Scott Montgomerie, BHP Supervisor, Floats Maintenance Execution, Olympic Dam, Minerals Australia, said the company’s ageing fleet of cranes were affecting operations at the mine prior to the revamp.

“The old cranes were getting near their end-of-life – about 25 years old – so they were breaking down frequently and causing us downtime and production losses. Konecranes provided us with some great replacement options, and were flexible in their approach as well as always having the technical expertise to solve any unique challenges that arose,” he said.

Konecranes is providing BHP with five new cranes, ranging from 1 t to 3.5 t lifting capacity, being a mixture of CLX chain hoists and CXT wire rope hoists, designed to optimise efficiency, safety and reliability.

This will help BHP futher reduce downtime and “keep operations running smoothly”, Montgomerie said.


Konecranes safety inspections are designed to assess the remaining life of cranes and determine whether it is safer and more cost-effective to replace a crane, repair it, or perform a modernisation, the company says.

Jeevan Pattian, Northwest Service, Konecranes Australia and New Zealand, said: “In addition to safety and compliance, our inspections can also identify areas where gains in productivity can be realised.”

Pattian, who oversaw the BHP Olympic Dam inspections and new crane delivery processes, said the company is always looking out for tailored customer solutions, with the Olympic Dam installations being no different.

The latest Konecranes CLX chain hoists, of the type to be used at Olympic dam, incorporate a longer lifetime, with up to 1,600 hours on most models with a full load, and a durable aluminium construction, according to Konecranes.

Durability of the lift chain is a key element in the CLX’s design for service.

“The patented chain sprocket dramatically improves the durability of the chain. The oil lubrication-based transmission reduces the operating temperature, enabling increased power. Furthermore, the new transmission is maintenance-free and quiet to operate,” Konecranes said.

The CLX’s transmission increases the speed ratio between low and fast speeds, with the new 6:1 ratio enabling a safe and accurate installation speed and an extremely fast movement speed.

“The wider speed range makes the CLX chain hoist 25% faster than its predecessor, which helps speed up the work cycle and improves work efficiency,” the company said.

The hoist also benefits from increased safety functions.

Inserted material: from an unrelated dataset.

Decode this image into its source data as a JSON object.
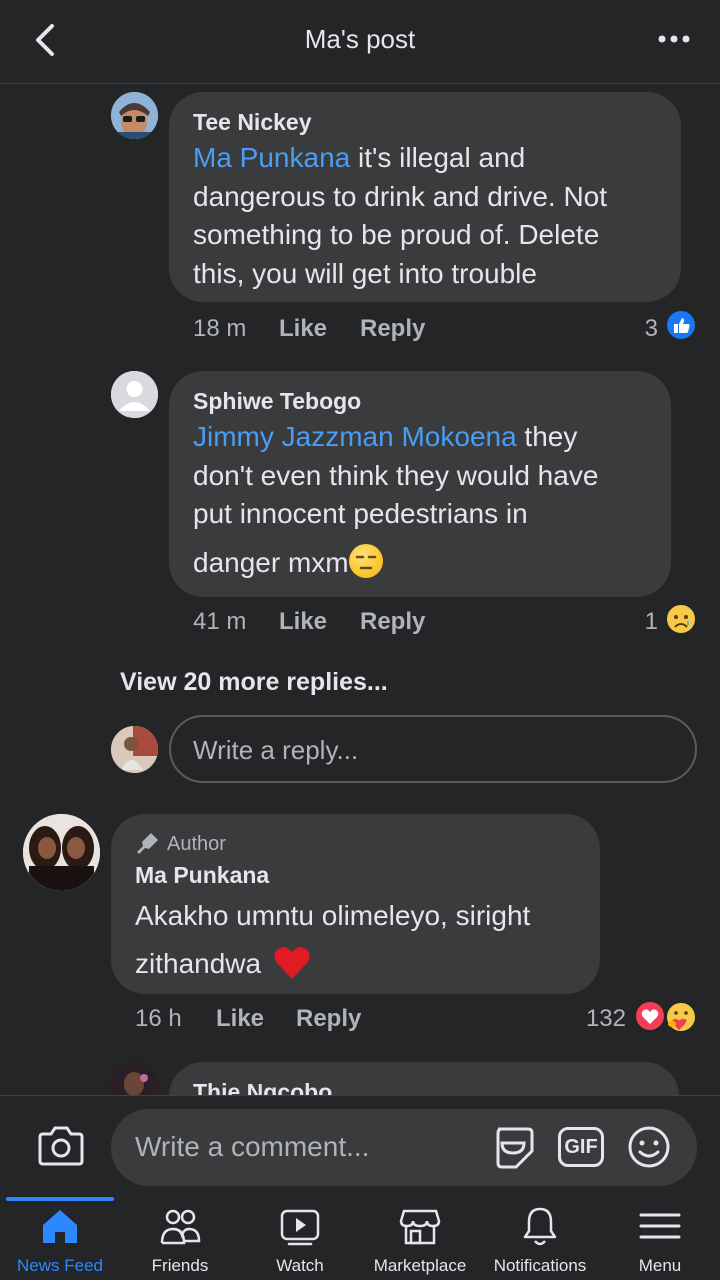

For example, the brake and the clutch have been installed on the same axle to prevent the load from dropping even if the clutch breaks down.

The CXT wire rope hoist cranes – also being installed at Olympic Dam – have easy and effective load handling and optimum dimensions for space saving solutions, the company said.

They also use the latest technology for improved load accuracy, versatility and ease of use – “making them the industry leader in medium-heavy indoor cranes”, Konecranes says.

The CXT can lift up to 80 t, depending on the model, with the new reeving system extending the lifetime of the ropes by as much as 40%.

The cranes also benefit from an adaptive speed range on light to medium lifting applications and an extended speed range on heavy to very heavy lifting.

This allows for very slow speeds – important in the moment of load lift-off and lowering – and the ability to lift up to 50% faster than traditional hoisting control, Konecranes said.